Opposing the resolution, were the United States, the Holy See, and members of the Organization of the Islamic Conference. This latter group issued its own statement claiming the declaration would ease restrictions against pedophilia. The United States couched its opposition in legal technicalities. “We are opposed to any discrimination, legally or politically,” said Alejandro D. Wolff, the deputy U.S. ambassador. “But the nature of our federal system prevents us from undertaking commitments and engagements where federal authorities don’t have jurisdiction.”

Despite the opposition, this was a pretty significant event for the United Nations–and for the world. A resolution like this is non-binding, meaning that it does not have the force of law anywhere. But in the long run these kinds of resolutions do help to foster the genesis of new legal norms and new human rights. The General Assembly resolution was the first step in what will be a ongoing process to decriminalize homosexuality and end LGBT discrimination on every country on the planet. Because this resolution was broadly supported by liberal democracies (including the E.U. most of Latin America and Commonwealth countries like New Zealand and Canada) pressure will steadily build to create a formal LGBT human rights framework. This is what liberal democracies do within the international system; they are hardwired to spread their ideals and extend the reach of international law. Once such a framework is built, it is only a matter of time before other countries begin to sign on.

A good guide for how this process works is the Convention on the Elimination of all forms of Discrimination Against Women (CEDAW) which was first proposed in 1976. Some thirty years later, there are 185 state parties to the convention–over 90% of UN member states. This does not mean that discrimination against women is now a thing of the past–far from it. But CEDAW has helped to make gender perspectives mainstream, both within and outside the UN system.

Most of the countries now opposed to an international agreement to decriminalize homosexuality will eventually soften their position. In a country like the United States, I suspect the pressure will steadily build from domestic sources. In countries without a strong civil society tradition, the pressure will be felt externally. Countries desire acceptance into the family of liberal democracies–and seek the benefits conferred from being in that family, like a seat at the table in various international fora–will be forced to shed their opposition.
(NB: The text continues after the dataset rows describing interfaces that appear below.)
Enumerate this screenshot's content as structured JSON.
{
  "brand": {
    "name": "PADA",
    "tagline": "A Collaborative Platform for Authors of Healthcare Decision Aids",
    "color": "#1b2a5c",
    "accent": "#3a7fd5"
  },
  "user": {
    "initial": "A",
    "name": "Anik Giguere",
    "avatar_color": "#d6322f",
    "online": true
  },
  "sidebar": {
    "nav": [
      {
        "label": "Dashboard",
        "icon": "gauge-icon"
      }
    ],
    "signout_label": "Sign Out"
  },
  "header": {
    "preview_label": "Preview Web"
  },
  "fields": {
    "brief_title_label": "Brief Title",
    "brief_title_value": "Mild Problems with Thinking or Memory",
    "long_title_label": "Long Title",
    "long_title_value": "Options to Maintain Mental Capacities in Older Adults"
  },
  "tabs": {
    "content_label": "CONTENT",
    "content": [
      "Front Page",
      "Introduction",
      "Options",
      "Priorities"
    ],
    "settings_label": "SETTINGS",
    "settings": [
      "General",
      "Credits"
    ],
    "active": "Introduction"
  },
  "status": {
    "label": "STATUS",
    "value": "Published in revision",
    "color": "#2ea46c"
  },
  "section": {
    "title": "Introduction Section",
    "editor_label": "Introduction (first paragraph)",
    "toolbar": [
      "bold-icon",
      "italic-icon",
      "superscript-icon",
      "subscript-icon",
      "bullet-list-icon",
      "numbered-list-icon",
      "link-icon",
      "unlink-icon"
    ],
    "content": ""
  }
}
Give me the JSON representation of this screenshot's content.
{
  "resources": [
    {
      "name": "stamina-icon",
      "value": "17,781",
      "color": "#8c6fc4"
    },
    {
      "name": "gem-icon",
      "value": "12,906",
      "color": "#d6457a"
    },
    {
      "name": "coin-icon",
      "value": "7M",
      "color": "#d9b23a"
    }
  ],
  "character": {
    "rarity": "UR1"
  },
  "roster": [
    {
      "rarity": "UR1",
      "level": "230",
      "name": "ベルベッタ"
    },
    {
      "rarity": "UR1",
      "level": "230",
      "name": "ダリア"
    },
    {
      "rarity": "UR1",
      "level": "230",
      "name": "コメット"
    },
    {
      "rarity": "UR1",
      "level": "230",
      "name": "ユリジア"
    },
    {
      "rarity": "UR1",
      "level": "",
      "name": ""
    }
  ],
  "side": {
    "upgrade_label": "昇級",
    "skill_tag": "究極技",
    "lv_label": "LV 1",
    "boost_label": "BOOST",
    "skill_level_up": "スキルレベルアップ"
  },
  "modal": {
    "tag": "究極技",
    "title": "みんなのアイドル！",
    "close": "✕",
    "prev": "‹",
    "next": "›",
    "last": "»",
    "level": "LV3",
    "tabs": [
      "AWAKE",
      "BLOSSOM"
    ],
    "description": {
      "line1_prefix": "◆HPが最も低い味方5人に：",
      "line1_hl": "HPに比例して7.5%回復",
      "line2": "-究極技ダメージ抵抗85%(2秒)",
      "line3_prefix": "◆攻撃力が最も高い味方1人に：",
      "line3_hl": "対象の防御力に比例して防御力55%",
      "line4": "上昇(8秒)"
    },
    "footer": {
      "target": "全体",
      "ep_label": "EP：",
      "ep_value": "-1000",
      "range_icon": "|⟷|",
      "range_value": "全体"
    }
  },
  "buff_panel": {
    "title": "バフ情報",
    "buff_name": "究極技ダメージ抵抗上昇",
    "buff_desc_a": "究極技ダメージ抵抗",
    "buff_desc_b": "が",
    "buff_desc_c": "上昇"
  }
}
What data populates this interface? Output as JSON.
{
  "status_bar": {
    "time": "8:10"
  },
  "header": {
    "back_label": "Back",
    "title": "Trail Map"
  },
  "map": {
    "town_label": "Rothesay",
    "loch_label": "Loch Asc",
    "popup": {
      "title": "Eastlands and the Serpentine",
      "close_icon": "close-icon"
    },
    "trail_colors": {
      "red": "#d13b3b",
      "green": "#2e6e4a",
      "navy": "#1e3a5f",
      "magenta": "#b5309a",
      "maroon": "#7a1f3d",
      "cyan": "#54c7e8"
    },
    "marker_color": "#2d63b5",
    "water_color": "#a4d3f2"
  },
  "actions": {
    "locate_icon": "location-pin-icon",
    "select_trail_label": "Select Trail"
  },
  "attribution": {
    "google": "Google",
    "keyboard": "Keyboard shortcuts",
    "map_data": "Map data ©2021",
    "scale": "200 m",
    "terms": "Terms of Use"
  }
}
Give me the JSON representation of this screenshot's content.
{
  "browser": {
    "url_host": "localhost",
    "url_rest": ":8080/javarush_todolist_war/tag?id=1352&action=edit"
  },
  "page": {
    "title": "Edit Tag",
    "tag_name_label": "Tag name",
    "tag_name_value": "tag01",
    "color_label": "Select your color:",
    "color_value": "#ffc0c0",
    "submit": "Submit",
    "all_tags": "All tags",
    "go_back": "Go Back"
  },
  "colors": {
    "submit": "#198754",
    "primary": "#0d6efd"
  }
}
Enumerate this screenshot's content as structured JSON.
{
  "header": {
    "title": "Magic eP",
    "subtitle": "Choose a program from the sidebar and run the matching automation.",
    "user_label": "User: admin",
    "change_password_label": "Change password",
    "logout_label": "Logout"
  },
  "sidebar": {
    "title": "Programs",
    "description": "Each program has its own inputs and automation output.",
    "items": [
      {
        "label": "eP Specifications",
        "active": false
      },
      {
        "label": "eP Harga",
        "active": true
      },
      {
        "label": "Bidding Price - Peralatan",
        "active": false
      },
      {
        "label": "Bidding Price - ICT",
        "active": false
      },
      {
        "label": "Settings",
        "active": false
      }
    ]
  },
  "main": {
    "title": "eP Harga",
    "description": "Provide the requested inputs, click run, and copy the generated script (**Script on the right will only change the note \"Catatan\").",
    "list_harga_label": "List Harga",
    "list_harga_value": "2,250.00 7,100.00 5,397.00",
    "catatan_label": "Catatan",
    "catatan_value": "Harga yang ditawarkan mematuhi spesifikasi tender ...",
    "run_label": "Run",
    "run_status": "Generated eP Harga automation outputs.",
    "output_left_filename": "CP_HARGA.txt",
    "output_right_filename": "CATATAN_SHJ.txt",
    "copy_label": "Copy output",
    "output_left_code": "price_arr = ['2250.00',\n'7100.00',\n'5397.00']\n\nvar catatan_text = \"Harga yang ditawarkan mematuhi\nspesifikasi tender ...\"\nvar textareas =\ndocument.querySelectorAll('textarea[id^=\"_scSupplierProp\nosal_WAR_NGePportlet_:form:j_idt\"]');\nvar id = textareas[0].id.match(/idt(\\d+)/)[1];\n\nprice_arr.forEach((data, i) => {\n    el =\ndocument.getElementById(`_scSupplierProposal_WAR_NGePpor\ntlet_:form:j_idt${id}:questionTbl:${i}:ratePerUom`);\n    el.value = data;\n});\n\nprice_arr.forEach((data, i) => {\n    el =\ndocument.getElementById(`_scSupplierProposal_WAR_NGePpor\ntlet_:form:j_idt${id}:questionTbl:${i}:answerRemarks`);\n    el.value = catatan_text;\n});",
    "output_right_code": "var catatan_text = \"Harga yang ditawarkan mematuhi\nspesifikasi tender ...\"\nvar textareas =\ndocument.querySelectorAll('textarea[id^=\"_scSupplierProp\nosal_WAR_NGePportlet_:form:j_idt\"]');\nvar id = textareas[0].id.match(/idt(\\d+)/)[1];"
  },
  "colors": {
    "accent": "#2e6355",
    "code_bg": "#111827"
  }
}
The few countries that hold out will become increasingly isolated.

This process will not happen over night, but Thursday’s historic vote was a big first step.

(Image credit: Gayflags.biz)